PROBLEM STATEMENT >> Across the data, every line with the word "Countdowntimer" counts once; state the total alone.
[[ PROVIDED RECORDS open ]]
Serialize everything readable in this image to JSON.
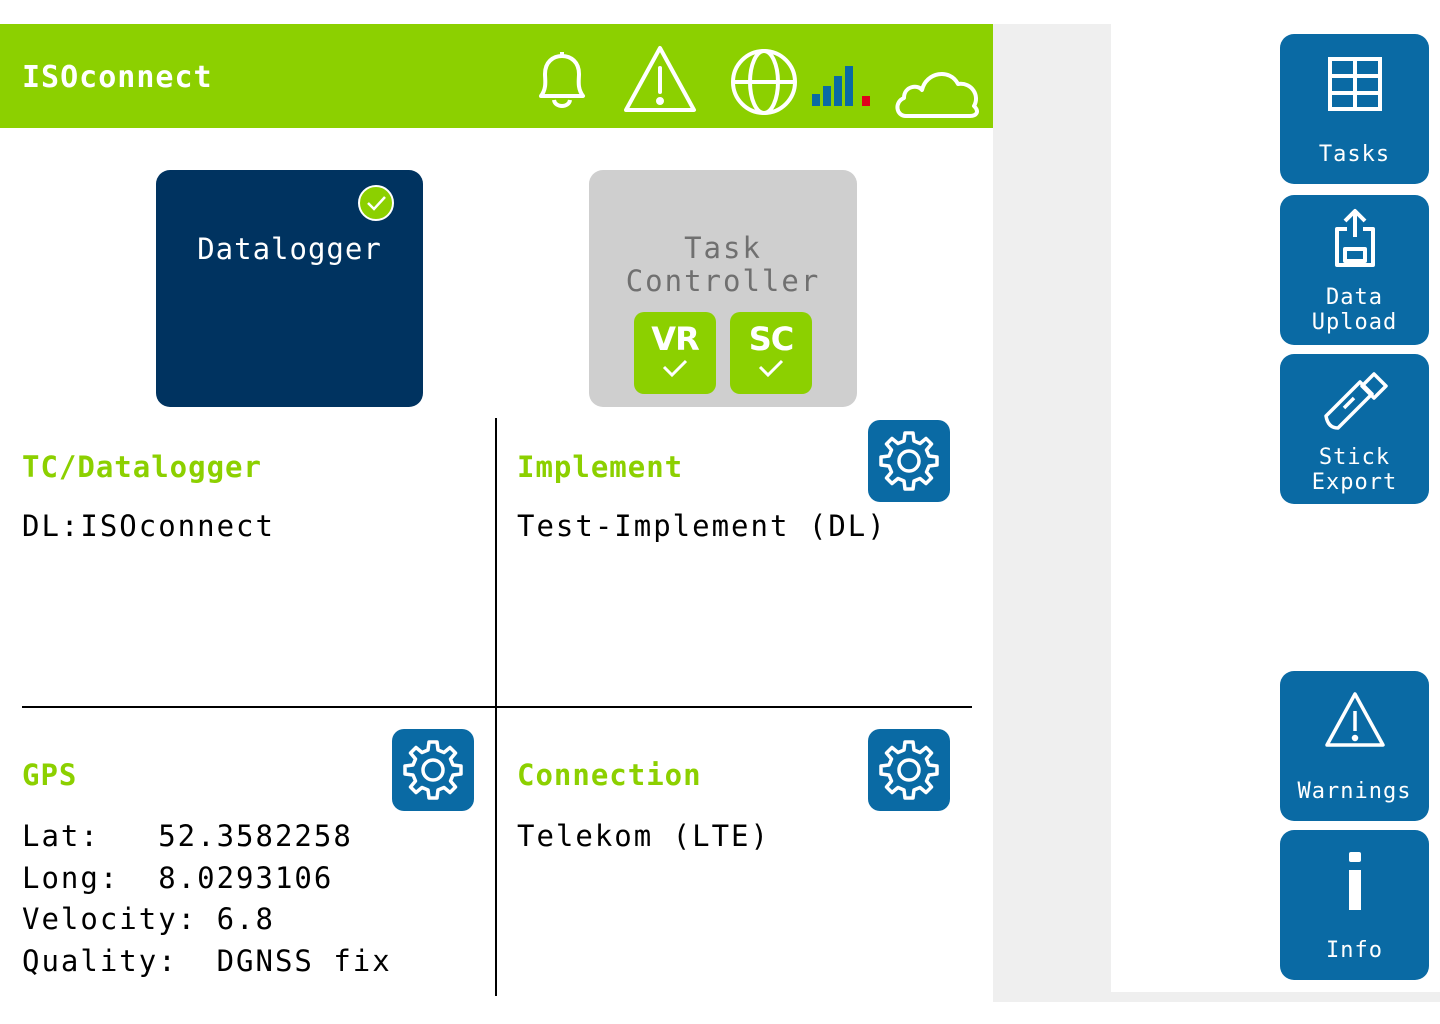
{
  "header": {
    "title": "ISOconnect",
    "icons": [
      "bell-icon",
      "warning-icon",
      "globe-icon",
      "signal-icon",
      "cloud-icon"
    ]
  },
  "apps": {
    "datalogger": {
      "label": "Datalogger",
      "status": "active-check"
    },
    "task_controller": {
      "label": "Task\nController",
      "badges": [
        "VR",
        "SC"
      ]
    }
  },
  "sections": {
    "tc_datalogger": {
      "title": "TC/Datalogger",
      "value": "DL:ISOconnect"
    },
    "implement": {
      "title": "Implement",
      "value": "Test-Implement (DL)"
    },
    "gps": {
      "title": "GPS",
      "lines": [
        "Lat:   52.3582258",
        "Long:  8.0293106",
        "Velocity: 6.8",
        "Quality:  DGNSS fix"
      ]
    },
    "connection": {
      "title": "Connection",
      "value": "Telekom (LTE)"
    }
  },
  "sidebar": {
    "tasks": "Tasks",
    "data_upload": "Data\nUpload",
    "stick_export": "Stick\nExport",
    "warnings": "Warnings",
    "info": "Info"
  },
  "colors": {
    "accent_green": "#8cd000",
    "button_blue": "#0a6aa4",
    "tile_navy": "#003360",
    "tile_grey": "#cfcfcf"
  }
}
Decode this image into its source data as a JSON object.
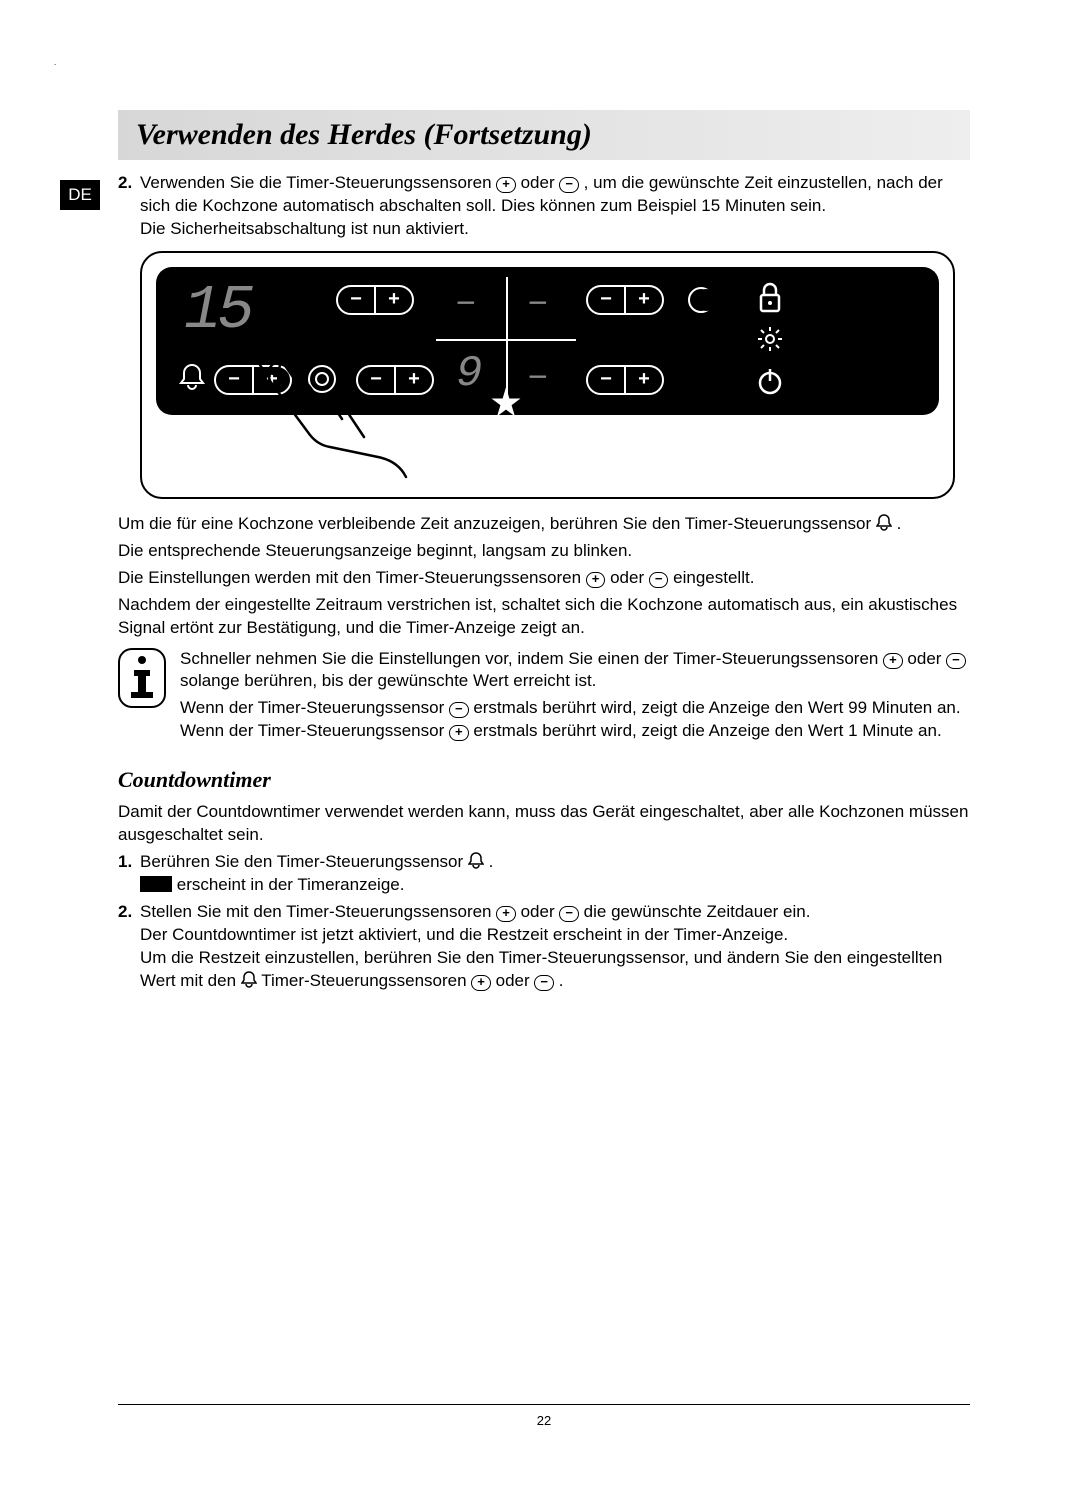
{
  "lang_badge": "DE",
  "title": "Verwenden des Herdes (Fortsetzung)",
  "step2": {
    "num": "2.",
    "line1a": "Verwenden Sie die Timer-Steuerungssensoren ",
    "line1b": " oder ",
    "line1c": ", um die gewünschte Zeit einzustellen, nach der sich die Kochzone automatisch abschalten soll. Dies können zum Beispiel 15 Minuten sein.",
    "line2": "Die Sicherheitsabschaltung ist nun aktiviert."
  },
  "panel": {
    "timer_value": "15"
  },
  "after_panel": {
    "p1a": "Um die für eine Kochzone verbleibende Zeit anzuzeigen, berühren Sie den Timer-Steuerungssensor ",
    "p1b": ".",
    "p2": "Die entsprechende Steuerungsanzeige beginnt, langsam zu blinken.",
    "p3a": "Die Einstellungen werden mit den Timer-Steuerungssensoren ",
    "p3b": " oder ",
    "p3c": " eingestellt.",
    "p4": "Nachdem der eingestellte Zeitraum verstrichen ist, schaltet sich die Kochzone automatisch aus, ein akustisches Signal ertönt zur Bestätigung, und die Timer-Anzeige zeigt an."
  },
  "info": {
    "p1a": "Schneller nehmen Sie die Einstellungen vor, indem Sie einen der Timer-Steuerungssensoren ",
    "p1b": " oder ",
    "p1c": " solange berühren, bis der gewünschte Wert erreicht ist.",
    "p2a": "Wenn der Timer-Steuerungssensor ",
    "p2b": " erstmals berührt wird, zeigt die Anzeige den Wert 99 Minuten an. Wenn der Timer-Steuerungssensor ",
    "p2c": " erstmals berührt wird, zeigt die Anzeige den Wert 1 Minute an."
  },
  "countdown": {
    "heading": "Countdowntimer",
    "intro": "Damit der Countdowntimer verwendet werden kann, muss das Gerät eingeschaltet, aber alle Kochzonen müssen ausgeschaltet sein.",
    "s1": {
      "num": "1.",
      "a": "Berühren Sie den Timer-Steuerungssensor ",
      "b": ".",
      "c": " erscheint in der Timeranzeige."
    },
    "s2": {
      "num": "2.",
      "a": "Stellen Sie mit den Timer-Steuerungssensoren ",
      "b": " oder ",
      "c": " die gewünschte Zeitdauer ein.",
      "d": "Der Countdowntimer ist jetzt aktiviert, und die Restzeit erscheint in der Timer-Anzeige.",
      "e": "Um die Restzeit einzustellen, berühren Sie den Timer-Steuerungssensor, und ändern Sie den eingestellten Wert mit den ",
      "f": " Timer-Steuerungssensoren ",
      "g": " oder ",
      "h": " ."
    }
  },
  "page_number": "22",
  "icons": {
    "plus": "+",
    "minus": "−"
  }
}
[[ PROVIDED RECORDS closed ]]
TASK SOLUTION >> 3